Dejan: No, I’m not Markus Winkelhock. And even if there should’ve been a dynamic difference, it’s offset by the S7’s wider girth (1.1in wider front track and 1.2in wider rear) and 2mm longer wheelbase. You’d expect somewhat unique characteristics, but the S7 simply feels every bit as composed, secure and assured through the Fujairah hillsides where I drove the car, as the S6, both models exhibiting a slight tendency to understeer a bit earlier than I expected.

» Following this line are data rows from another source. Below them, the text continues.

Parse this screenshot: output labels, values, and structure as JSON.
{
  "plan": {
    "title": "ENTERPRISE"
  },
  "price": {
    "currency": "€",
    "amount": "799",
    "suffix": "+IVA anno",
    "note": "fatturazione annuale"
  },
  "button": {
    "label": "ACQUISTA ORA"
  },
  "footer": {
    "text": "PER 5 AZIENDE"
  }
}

Imran: That’s because you drive like a loony. I’ve got to say, the S6 doesn’t half sound good; the V8 emits an ominous growl and it’s really torquey; I don’t have any complaints with 550Nm. This is the lightest of the three and is more of a driver’s car. No, it isn’t the wildest medium-sized saloon around, but it strikes a lovely balance between comfort and sporting aggression. And, I like the horizontal elements in the front air intakes, the deck lid spoiler and the four exhaust tips.

Dejan: The weight loss pays off as the S6 is one tenth of a second quicker from 0-100kph than the S7, and every bit as luxurious, as well as every bit as unimaginative when it comes to Audi’s school of design. The range should begin with the S7, then S6, then S8… Sometimes numbers do lie.

Sony: So, I’ve still got the range topper, which means I win!

Imran: He’s forgotten his meds again. This wasn’t a comparison remember? We wanted to see what the new engine felt like in these models. From the gist of it the S8 is too heavy and the S7 too refined — so I win!

Dejan: We all win, and that’s simply because of the glorious new direct-injection, twin-turbocharged 4.0-litre V8.

Specs & ratings

Model S6
Engine 4.0-litre V8 twin-turbo
Transmission Seven-speed, AWD
Max power 420bhp @ 6,400rpm
Max torque 550Nm @ 1,400rpm
Top speed 250kph
0-100kph 4.6sec
Price Dh315,200 (as tested)
Plus Awesome performance
Minus Staid looking for a hot Audi

Model S7
Engine 4.0-litre V8 twin-turbo
Transmission Seven-speed, AWD
Max power 420bhp @ 6,400rpm
Max torque 550Nm @ 1,400rpm
Top speed 250kph
0-100kph 4.7sec
Price Dh352,400 (as tested)
Plus The best looking of the lot
Minus Um, slowest to 100kph

Model S8
Engine 4.0-litre V8 twin-turbo
Transmission Eight-speed, AWD
Max power 520bhp @ 6,000rpm
Max torque 650Nm @ 1,700rpm
Top speed 250kph
0-100kph 4.2sec
Price Dh557,800 (as tested)
Plus Superb build quality, value, engine
Minus Not as nimble as the S6